- **Task input**:
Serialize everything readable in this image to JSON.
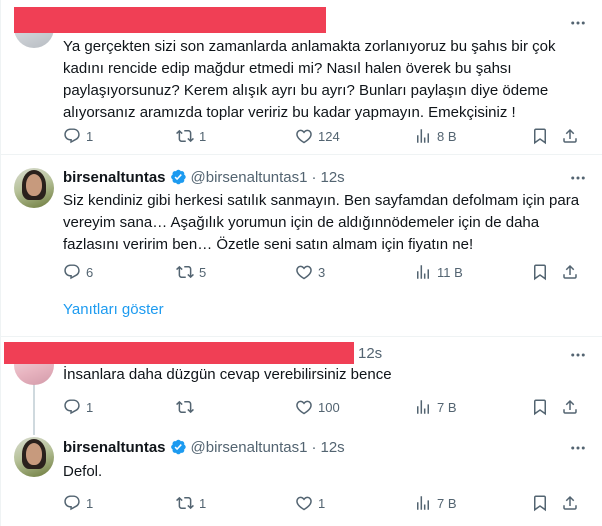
{
  "tweets": [
    {
      "id": "t1",
      "name": "",
      "handle": "",
      "time": "",
      "text": "Ya gerçekten sizi son zamanlarda anlamakta zorlanıyoruz bu şahıs bir çok kadını rencide edip mağdur etmedi mi? Nasıl halen överek bu şahsı paylaşıyorsunuz? Kerem alışık ayrı bu ayrı? Bunları paylaşın diye ödeme alıyorsanız aramızda toplar veririz bu kadar yapmayın. Emekçisiniz !",
      "actions": {
        "reply": "1",
        "retweet": "1",
        "like": "124",
        "views": "8 B"
      }
    },
    {
      "id": "t2",
      "name": "birsenaltuntas",
      "handle": "@birsenaltuntas1",
      "dot": "·",
      "time": "12s",
      "text": "Siz kendiniz gibi herkesi satılık sanmayın. Ben sayfamdan defolmam için para vereyim sana… Aşağılık yorumun için de aldığınnödemeler için de daha fazlasını veririm ben… Özetle seni satın almam için fiyatın ne!",
      "actions": {
        "reply": "6",
        "retweet": "5",
        "like": "3",
        "views": "11 B"
      }
    },
    {
      "id": "t3",
      "name": "",
      "handle": "",
      "dot": "·",
      "time": "12s",
      "text": "İnsanlara daha düzgün cevap verebilirsiniz bence",
      "actions": {
        "reply": "1",
        "retweet": "",
        "like": "100",
        "views": "7 B"
      }
    },
    {
      "id": "t4",
      "name": "birsenaltuntas",
      "handle": "@birsenaltuntas1",
      "dot": "·",
      "time": "12s",
      "text": "Defol.",
      "actions": {
        "reply": "1",
        "retweet": "1",
        "like": "1",
        "views": "7 B"
      }
    }
  ],
  "show_replies_label": "Yanıtları göster",
  "colors": {
    "redaction": "#f03f55",
    "accent": "#1d9bf0",
    "muted": "#536471"
  }
}
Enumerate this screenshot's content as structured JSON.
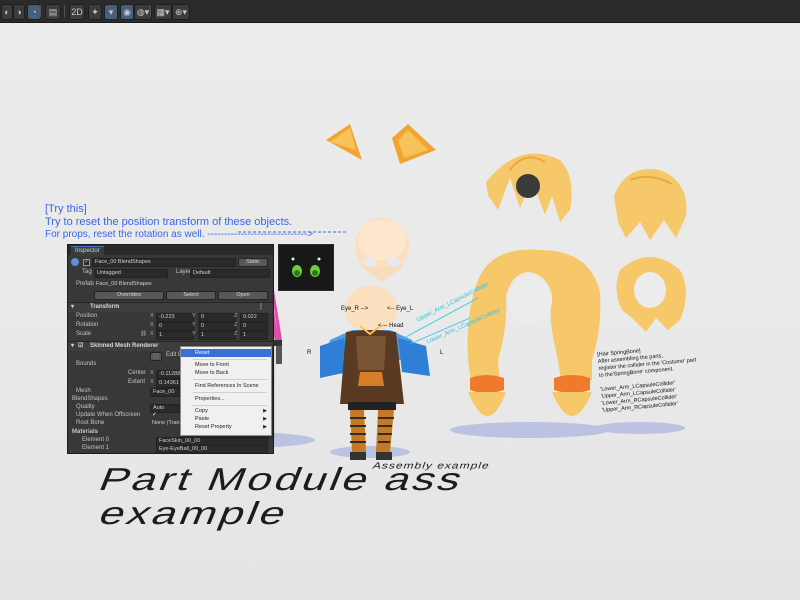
{
  "toolbar": {
    "tools": [
      {
        "label": "◐"
      },
      {
        "label": "◑"
      },
      {
        "label": "◔"
      },
      {
        "label": "▤"
      },
      {
        "label": "2D"
      },
      {
        "label": "✦"
      },
      {
        "label": "▾"
      },
      {
        "label": "◉"
      },
      {
        "label": "◍▾"
      },
      {
        "label": "▦▾"
      },
      {
        "label": "⊕▾"
      }
    ]
  },
  "hint": {
    "line1": "[Try this]",
    "line2": "Try to reset the position transform of these objects.",
    "line3": "For props, reset the rotation as well. ------------------------------>"
  },
  "inspector": {
    "tab": "Inspector",
    "object_name": "Face_00 BlendShapes",
    "static_label": "Static",
    "tag_label": "Tag",
    "tag_value": "Untagged",
    "layer_label": "Layer",
    "layer_value": "Default",
    "prefab_label": "Prefab",
    "prefab_value": "Face_00 BlendShapes",
    "overrides": "Overrides",
    "select": "Select",
    "open": "Open",
    "transform": {
      "title": "Transform",
      "position_label": "Position",
      "position": {
        "x": "-0.223",
        "y": "0",
        "z": "0.022"
      },
      "rotation_label": "Rotation",
      "rotation": {
        "x": "0",
        "y": "0",
        "z": "0"
      },
      "scale_label": "Scale",
      "scale": {
        "x": "1",
        "y": "1",
        "z": "1"
      }
    },
    "smr": {
      "title": "Skinned Mesh Renderer",
      "edit_bounds": "Edit Bo",
      "bounds_label": "Bounds",
      "center_label": "Center",
      "center_x": "-0.11288",
      "extent_label": "Extent",
      "extent_x": "0.14361",
      "mesh_label": "Mesh",
      "mesh_value": "Face_00",
      "blendshapes_label": "BlendShapes",
      "quality_label": "Quality",
      "quality_value": "Auto",
      "update_offscreen_label": "Update When Offscreen",
      "update_offscreen_check": "✓",
      "root_bone_label": "Root Bone",
      "root_bone_value": "None (Trans"
    },
    "materials": {
      "title": "Materials",
      "rows": [
        {
          "label": "Element 0",
          "value": "FaceSkin_00_00"
        },
        {
          "label": "Element 1",
          "value": "Eye-EyeBall_00_00"
        }
      ]
    }
  },
  "context_menu": {
    "items": [
      {
        "label": "Reset",
        "highlighted": true,
        "submenu": false
      },
      {
        "label": "Move to Front",
        "highlighted": false,
        "submenu": false
      },
      {
        "label": "Move to Back",
        "highlighted": false,
        "submenu": false
      },
      {
        "label": "Find References In Scene",
        "highlighted": false,
        "submenu": false
      },
      {
        "label": "Properties...",
        "highlighted": false,
        "submenu": false
      },
      {
        "label": "Copy",
        "highlighted": false,
        "submenu": true
      },
      {
        "label": "Paste",
        "highlighted": false,
        "submenu": true
      },
      {
        "label": "Reset Property",
        "highlighted": false,
        "submenu": true
      }
    ]
  },
  "scene": {
    "eye_r": "Eye_R -->",
    "eye_l": "<-- Eye_L",
    "head": "<--- Head",
    "r_mark": "R",
    "l_mark": "L",
    "upper_arm_l": "Upper_Arm_LCapsuleCollider",
    "lower_arm_l": "Lower_Arm_LCapsuleCollider",
    "hair_note": [
      "[Hair SpringBone]",
      "After assembling the parts,",
      "register the collider in the 'Costume' part",
      "to the'SpringBone' component.",
      "",
      "'Lower_Arm_LCapsuleCollider'",
      "'Upper_Arm_LCapsuleCollider'",
      "'Lower_Arm_RCapsuleCollider'",
      "'Upper_Arm_RCapsuleCollider'"
    ],
    "subtitle": "Assembly example",
    "title_line1": "Part Module ass",
    "title_line2": "example"
  },
  "colors": {
    "hint_blue": "#3b66e4",
    "collider_cyan": "#29c6e6",
    "hair": "#f6c86a",
    "menu_highlight": "#3a6fd8",
    "arrow_red": "#c01010"
  }
}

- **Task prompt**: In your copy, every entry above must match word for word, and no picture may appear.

- **Solution**:
Serialize everything readable in this image to JSON.
{
  "tweets": [
    {
      "id": "t1",
      "name": "",
      "handle": "",
      "time": "",
      "text": "Ya gerçekten sizi son zamanlarda anlamakta zorlanıyoruz bu şahıs bir çok kadını rencide edip mağdur etmedi mi? Nasıl halen överek bu şahsı paylaşıyorsunuz? Kerem alışık ayrı bu ayrı? Bunları paylaşın diye ödeme alıyorsanız aramızda toplar veririz bu kadar yapmayın. Emekçisiniz !",
      "actions": {
        "reply": "1",
        "retweet": "1",
        "like": "124",
        "views": "8 B"
      }
    },
    {
      "id": "t2",
      "name": "birsenaltuntas",
      "handle": "@birsenaltuntas1",
      "dot": "·",
      "time": "12s",
      "text": "Siz kendiniz gibi herkesi satılık sanmayın. Ben sayfamdan defolmam için para vereyim sana… Aşağılık yorumun için de aldığınnödemeler için de daha fazlasını veririm ben… Özetle seni satın almam için fiyatın ne!",
      "actions": {
        "reply": "6",
        "retweet": "5",
        "like": "3",
        "views": "11 B"
      }
    },
    {
      "id": "t3",
      "name": "",
      "handle": "",
      "dot": "·",
      "time": "12s",
      "text": "İnsanlara daha düzgün cevap verebilirsiniz bence",
      "actions": {
        "reply": "1",
        "retweet": "",
        "like": "100",
        "views": "7 B"
      }
    },
    {
      "id": "t4",
      "name": "birsenaltuntas",
      "handle": "@birsenaltuntas1",
      "dot": "·",
      "time": "12s",
      "text": "Defol.",
      "actions": {
        "reply": "1",
        "retweet": "1",
        "like": "1",
        "views": "7 B"
      }
    }
  ],
  "show_replies_label": "Yanıtları göster",
  "colors": {
    "redaction": "#f03f55",
    "accent": "#1d9bf0",
    "muted": "#536471"
  }
}
Enumerate this screenshot's content as structured JSON.
{
  "toolbar": {
    "tools": [
      {
        "label": "◐"
      },
      {
        "label": "◑"
      },
      {
        "label": "◔"
      },
      {
        "label": "▤"
      },
      {
        "label": "2D"
      },
      {
        "label": "✦"
      },
      {
        "label": "▾"
      },
      {
        "label": "◉"
      },
      {
        "label": "◍▾"
      },
      {
        "label": "▦▾"
      },
      {
        "label": "⊕▾"
      }
    ]
  },
  "hint": {
    "line1": "[Try this]",
    "line2": "Try to reset the position transform of these objects.",
    "line3": "For props, reset the rotation as well. ------------------------------>"
  },
  "inspector": {
    "tab": "Inspector",
    "object_name": "Face_00 BlendShapes",
    "static_label": "Static",
    "tag_label": "Tag",
    "tag_value": "Untagged",
    "layer_label": "Layer",
    "layer_value": "Default",
    "prefab_label": "Prefab",
    "prefab_value": "Face_00 BlendShapes",
    "overrides": "Overrides",
    "select": "Select",
    "open": "Open",
    "transform": {
      "title": "Transform",
      "position_label": "Position",
      "position": {
        "x": "-0.223",
        "y": "0",
        "z": "0.022"
      },
      "rotation_label": "Rotation",
      "rotation": {
        "x": "0",
        "y": "0",
        "z": "0"
      },
      "scale_label": "Scale",
      "scale": {
        "x": "1",
        "y": "1",
        "z": "1"
      }
    },
    "smr": {
      "title": "Skinned Mesh Renderer",
      "edit_bounds": "Edit Bo",
      "bounds_label": "Bounds",
      "center_label": "Center",
      "center_x": "-0.11288",
      "extent_label": "Extent",
      "extent_x": "0.14361",
      "mesh_label": "Mesh",
      "mesh_value": "Face_00",
      "blendshapes_label": "BlendShapes",
      "quality_label": "Quality",
      "quality_value": "Auto",
      "update_offscreen_label": "Update When Offscreen",
      "update_offscreen_check": "✓",
      "root_bone_label": "Root Bone",
      "root_bone_value": "None (Trans"
    },
    "materials": {
      "title": "Materials",
      "rows": [
        {
          "label": "Element 0",
          "value": "FaceSkin_00_00"
        },
        {
          "label": "Element 1",
          "value": "Eye-EyeBall_00_00"
        }
      ]
    }
  },
  "context_menu": {
    "items": [
      {
        "label": "Reset",
        "highlighted": true,
        "submenu": false
      },
      {
        "label": "Move to Front",
        "highlighted": false,
        "submenu": false
      },
      {
        "label": "Move to Back",
        "highlighted": false,
        "submenu": false
      },
      {
        "label": "Find References In Scene",
        "highlighted": false,
        "submenu": false
      },
      {
        "label": "Properties...",
        "highlighted": false,
        "submenu": false
      },
      {
        "label": "Copy",
        "highlighted": false,
        "submenu": true
      },
      {
        "label": "Paste",
        "highlighted": false,
        "submenu": true
      },
      {
        "label": "Reset Property",
        "highlighted": false,
        "submenu": true
      }
    ]
  },
  "scene": {
    "eye_r": "Eye_R -->",
    "eye_l": "<-- Eye_L",
    "head": "<--- Head",
    "r_mark": "R",
    "l_mark": "L",
    "upper_arm_l": "Upper_Arm_LCapsuleCollider",
    "lower_arm_l": "Lower_Arm_LCapsuleCollider",
    "hair_note": [
      "[Hair SpringBone]",
      "After assembling the parts,",
      "register the collider in the 'Costume' part",
      "to the'SpringBone' component.",
      "",
      "'Lower_Arm_LCapsuleCollider'",
      "'Upper_Arm_LCapsuleCollider'",
      "'Lower_Arm_RCapsuleCollider'",
      "'Upper_Arm_RCapsuleCollider'"
    ],
    "subtitle": "Assembly example",
    "title_line1": "Part Module ass",
    "title_line2": "example"
  },
  "colors": {
    "hint_blue": "#3b66e4",
    "collider_cyan": "#29c6e6",
    "hair": "#f6c86a",
    "menu_highlight": "#3a6fd8",
    "arrow_red": "#c01010"
  }
}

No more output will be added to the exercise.